Kathleen Clary Miller has written 300+ columns and stories for periodicals both local and national, and has authored three books. She lives in the woods of the Ninemile Valley, thirty miles west of Missoula. - See more at: http://www.distinctlymontana.com/content/abide-its-february#sthash.GazHbtl1.dpuf
“It’s not snowing…right now,” my neighbor pointed out when I met her at the end of her driveway that had turned from dirt to mud in a couple of hours. We were heading out for a walk as she added, “Winter dies hard in Montana.”
During our forty-minute constitutional our hooded jackets warded off soft snowflakes the size of quarters, pelting rain showers, and my personal favorite (no sarcasm here), graupel.

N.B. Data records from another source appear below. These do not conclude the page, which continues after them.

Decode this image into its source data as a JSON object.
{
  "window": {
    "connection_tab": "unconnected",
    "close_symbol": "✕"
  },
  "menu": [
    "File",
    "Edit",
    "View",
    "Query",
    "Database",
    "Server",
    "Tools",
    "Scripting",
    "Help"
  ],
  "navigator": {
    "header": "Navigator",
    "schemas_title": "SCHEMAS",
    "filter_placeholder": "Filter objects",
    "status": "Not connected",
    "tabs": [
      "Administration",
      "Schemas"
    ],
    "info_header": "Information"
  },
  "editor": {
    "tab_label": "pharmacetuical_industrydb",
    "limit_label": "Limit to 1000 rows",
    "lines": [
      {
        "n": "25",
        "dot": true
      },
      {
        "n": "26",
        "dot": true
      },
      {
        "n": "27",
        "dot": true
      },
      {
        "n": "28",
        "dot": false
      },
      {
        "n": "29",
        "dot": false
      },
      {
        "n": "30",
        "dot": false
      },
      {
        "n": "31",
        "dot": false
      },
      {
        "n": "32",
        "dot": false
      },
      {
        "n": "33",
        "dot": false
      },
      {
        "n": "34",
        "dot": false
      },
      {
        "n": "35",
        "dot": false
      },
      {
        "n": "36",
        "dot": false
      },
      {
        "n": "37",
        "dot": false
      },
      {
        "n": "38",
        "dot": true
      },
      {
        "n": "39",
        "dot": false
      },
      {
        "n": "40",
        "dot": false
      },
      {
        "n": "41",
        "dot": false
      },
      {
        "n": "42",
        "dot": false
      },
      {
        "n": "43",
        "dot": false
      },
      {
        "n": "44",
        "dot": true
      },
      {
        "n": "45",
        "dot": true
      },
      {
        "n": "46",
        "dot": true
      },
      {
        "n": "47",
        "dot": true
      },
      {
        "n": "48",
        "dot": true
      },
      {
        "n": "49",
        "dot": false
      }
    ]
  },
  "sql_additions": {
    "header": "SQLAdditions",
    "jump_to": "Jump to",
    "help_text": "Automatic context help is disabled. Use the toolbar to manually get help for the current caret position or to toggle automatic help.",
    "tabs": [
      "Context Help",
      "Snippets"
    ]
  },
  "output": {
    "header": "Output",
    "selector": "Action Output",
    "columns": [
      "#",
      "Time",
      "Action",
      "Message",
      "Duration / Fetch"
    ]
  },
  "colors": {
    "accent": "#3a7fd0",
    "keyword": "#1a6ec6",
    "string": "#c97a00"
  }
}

What a small wonder! It doesn’t hurt like hail; it doesn’t even dampen my jacket; when it hits the ground it remains utterly perfect, as if it cannot possibly be real. It’s just the thing for making my walk interesting without being enough to drive me back inside.
Some people feel a surge of superiority from name -dropping. I love to email my California friends and casually drop this “weather word.” I favor it because in the nine springs I’ve enjoyed in Western Montana, not a single addressee has ever heard of it.
“What in the heck is graupel?” they ask. Good question.
My first exposure to it was while walking. It was entirely unexpected, and I have to say I wondered as these miniature light orbs fell from the sky whether or not I’d been blessed with some miraculous version of manna, although it would certainly take a lot of graupel to sustain anyone, even in the desert and for just one day.
It wasn’t long after I listened to the NBC Montana news that evening and weatherman Mark Heyke identified the phenomenon that I zapped off a few emails and casually inserted my encounter with graupel. I boldly went so far as to create the verb: It graupeled today—a signal of spring!
“Got Graupel?” reads the tee shirt NBC sells. Perhaps I need one of those when we sell our house here and move back home to be near grandchildren in Southern California. Who knows? Wearing it there could be the lucky charm that evokes moisture and aids in drought reduction!